Referring to Fig. 26-A, cam 1 actuates - via rocker 2 and rod 3 - the plates holding diaphragms 5/6: diaphragm 5 provides fuel tightness on engine side while diaphragm 6 pumps the fuel. In the figure, the pump is shown during the delivery stage with intake valve 7 closed and delivery valve 8 open: air chamber 9 serves to stabilise the flow rate.
Upon further rotation, camshaft 1 causes the lowering of the diaphragms, this in turn closes the delivery valve and opens the intake valve for the arrival of new fuel from the tank. Spring 4 is rated to establish the maximum delivery pressure value, also known as self-regulating pressure (0.2-0.3 kg/

figure 28
Fig. 28 Schematic fuel re-circulation system - 1 Fuel arrivai from pump - 2 Fuel return to tank - 3 Striction - 4 Needle valve - A Float chamber vent - Gal Float - V Bowl or float chamber.
Fig. 26-B shows an electric pump; item numeration is the same for equivalent parts in A and B. During the delivery stage, plunger S travels upward under the action of spring 4, magnet M causes contact C to "make", thus supplying battery current to coli B. The magnetic circuit pulls down plunger S (intake stroke) but also causes contact C to "break" this way, spring 4 again pushes up plunger S for a new delivery stroke.
Fig. 27 is a graph showing the flow rate delivery pressure data versus engine rpm - referred to a mechanically-operated fuel feed pump - and consumption curve C of the engine on which the pump tested was used.
In addition to ensuring a fuel delivery always greater than the amount used up by the engine, the lift pump must provide the following:
  • Quick priming at low engine rpm (starting stage)
  • Delivery pressure within the specified limits
  • Effective heat insulation for satisfactory operation during the hot season
  • Silent running.
To prevent the disadvantages ensuing from the overheating of mechanical pumps, the system shown in Fig. 28 is sometimes adopted: this type of circuit serves to send the fuel vapours produced in pump or lines back to the fuel tank.
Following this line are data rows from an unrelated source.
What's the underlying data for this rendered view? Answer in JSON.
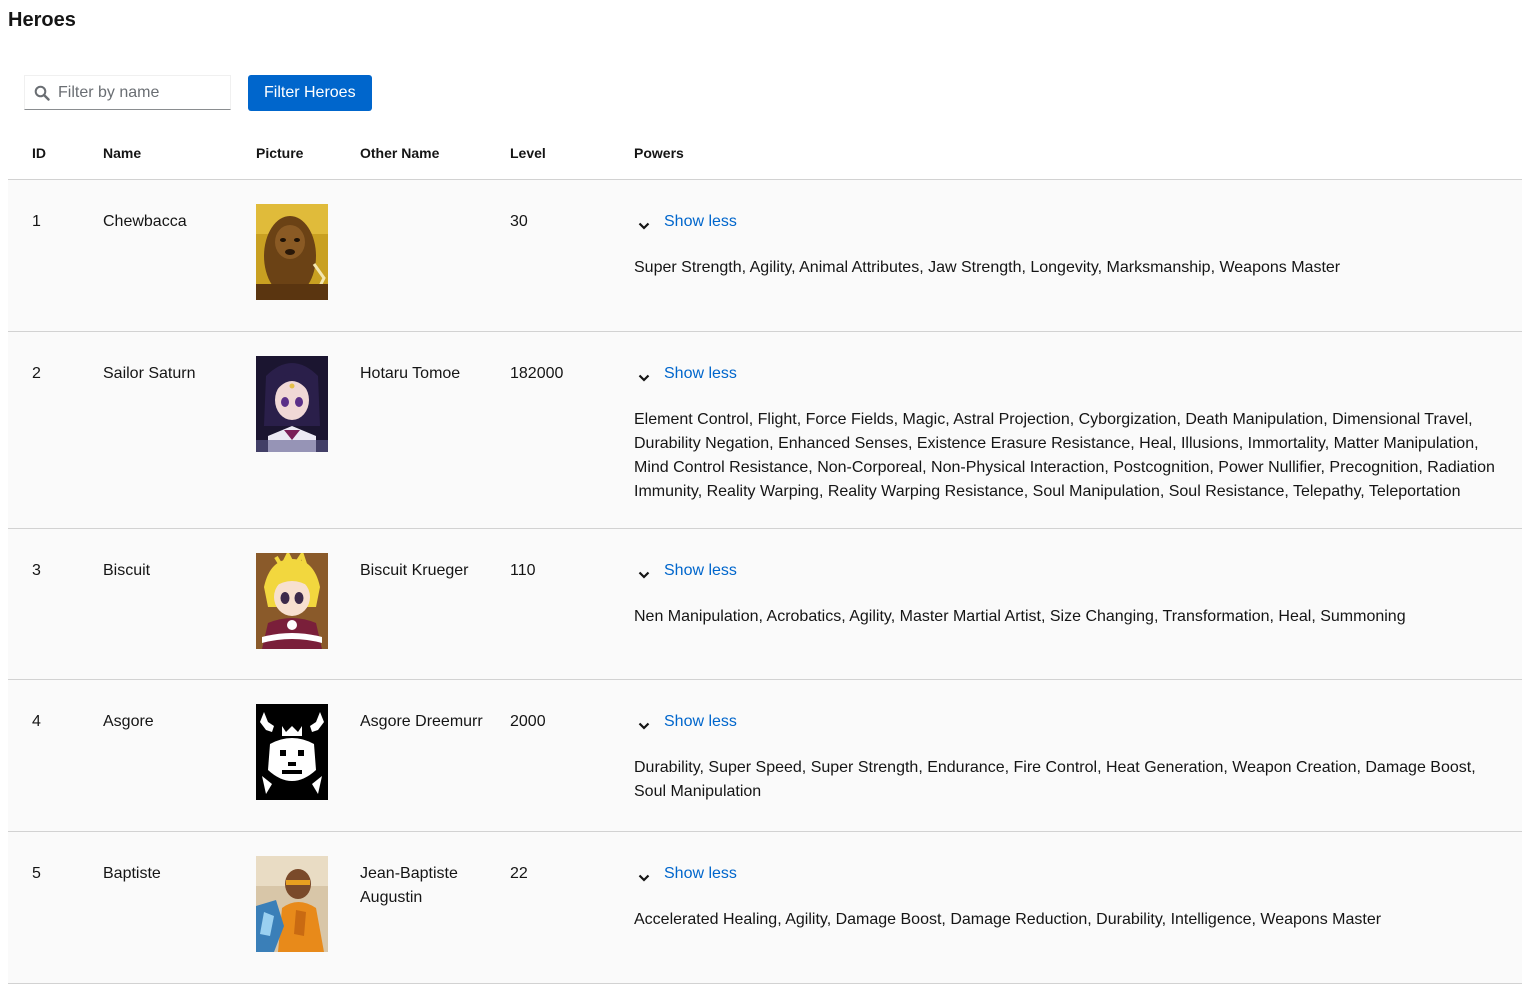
{
  "page": {
    "title": "Heroes"
  },
  "toolbar": {
    "search_placeholder": "Filter by name",
    "search_value": "",
    "filter_button_label": "Filter Heroes",
    "search_icon": "search-icon"
  },
  "table": {
    "columns": {
      "id": "ID",
      "name": "Name",
      "picture": "Picture",
      "other_name": "Other Name",
      "level": "Level",
      "powers": "Powers"
    },
    "rows": [
      {
        "id": "1",
        "name": "Chewbacca",
        "other_name": "",
        "level": "30",
        "toggle_label": "Show less",
        "powers": "Super Strength, Agility, Animal Attributes, Jaw Strength, Longevity, Marksmanship, Weapons Master"
      },
      {
        "id": "2",
        "name": "Sailor Saturn",
        "other_name": "Hotaru Tomoe",
        "level": "182000",
        "toggle_label": "Show less",
        "powers": "Element Control, Flight, Force Fields, Magic, Astral Projection, Cyborgization, Death Manipulation, Dimensional Travel, Durability Negation, Enhanced Senses, Existence Erasure Resistance, Heal, Illusions, Immortality, Matter Manipulation, Mind Control Resistance, Non-Corporeal, Non-Physical Interaction, Postcognition, Power Nullifier, Precognition, Radiation Immunity, Reality Warping, Reality Warping Resistance, Soul Manipulation, Soul Resistance, Telepathy, Teleportation"
      },
      {
        "id": "3",
        "name": "Biscuit",
        "other_name": "Biscuit Krueger",
        "level": "110",
        "toggle_label": "Show less",
        "powers": "Nen Manipulation, Acrobatics, Agility, Master Martial Artist, Size Changing, Transformation, Heal, Summoning"
      },
      {
        "id": "4",
        "name": "Asgore",
        "other_name": "Asgore Dreemurr",
        "level": "2000",
        "toggle_label": "Show less",
        "powers": "Durability, Super Speed, Super Strength, Endurance, Fire Control, Heat Generation, Weapon Creation, Damage Boost, Soul Manipulation"
      },
      {
        "id": "5",
        "name": "Baptiste",
        "other_name": "Jean-Baptiste Augustin",
        "level": "22",
        "toggle_label": "Show less",
        "powers": "Accelerated Healing, Agility, Damage Boost, Damage Reduction, Durability, Intelligence, Weapons Master"
      }
    ]
  },
  "colors": {
    "primary": "#0066cc",
    "row_background": "#fafafa",
    "border": "#d2d2d2",
    "text": "#151515"
  }
}
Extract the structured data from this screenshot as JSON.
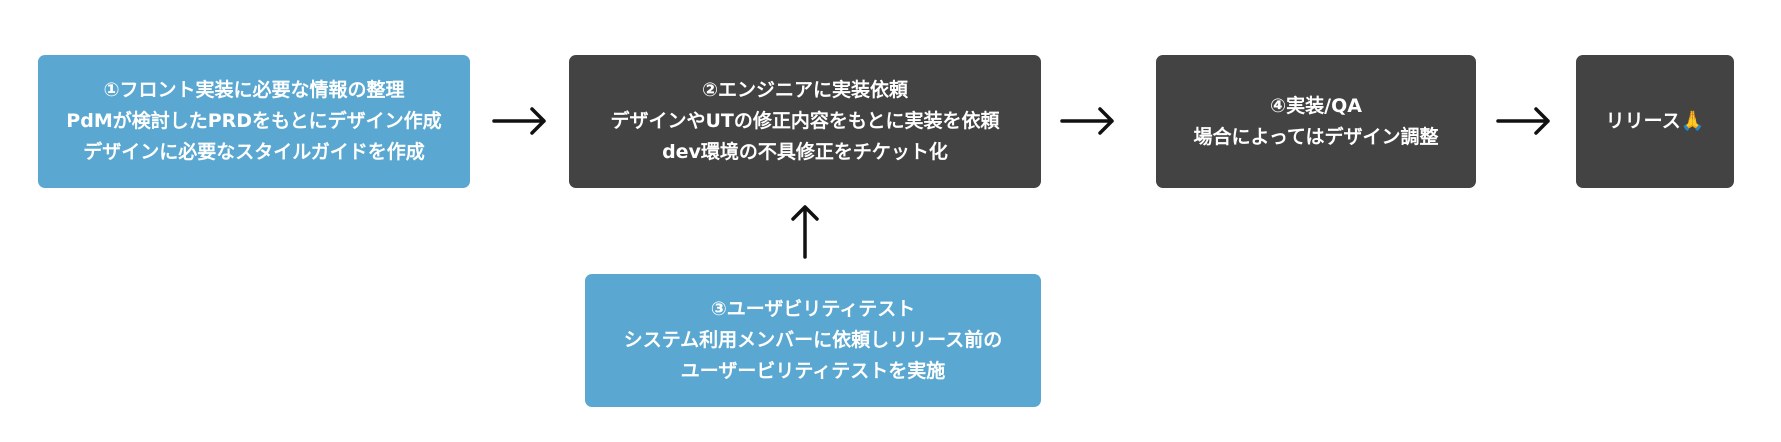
{
  "nodes": {
    "step1": {
      "lines": [
        "①フロント実装に必要な情報の整理",
        "PdMが検討したPRDをもとにデザイン作成",
        "デザインに必要なスタイルガイドを作成"
      ],
      "color": "#5aa8d1"
    },
    "step2": {
      "lines": [
        "②エンジニアに実装依頼",
        "デザインやUTの修正内容をもとに実装を依頼",
        "dev環境の不具修正をチケット化"
      ],
      "color": "#434343"
    },
    "step3": {
      "lines": [
        "③ユーザビリティテスト",
        "システム利用メンバーに依頼しリリース前の",
        "ユーザービリティテストを実施"
      ],
      "color": "#5aa8d1"
    },
    "step4": {
      "lines": [
        "④実装/QA",
        "場合によってはデザイン調整"
      ],
      "color": "#434343"
    },
    "step5": {
      "lines": [
        "リリース🙏"
      ],
      "color": "#434343"
    }
  },
  "edges": [
    {
      "from": "step1",
      "to": "step2"
    },
    {
      "from": "step2",
      "to": "step4"
    },
    {
      "from": "step4",
      "to": "step5"
    },
    {
      "from": "step3",
      "to": "step2"
    }
  ]
}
1959 BMW 507

1959 BMW 507

Number 70239: 
3.2-liter, eight-cylinder (V8) twin-carbureted engine (two Solex Zenith 32NDIX) with 150 hp (110 kW)
Models destined for the United States had 165 hp (121 kW) - 222 Nm / 164 ft. lbs. of torque @ 2,500 rpm 
254 units were produced between 1956 and 1959.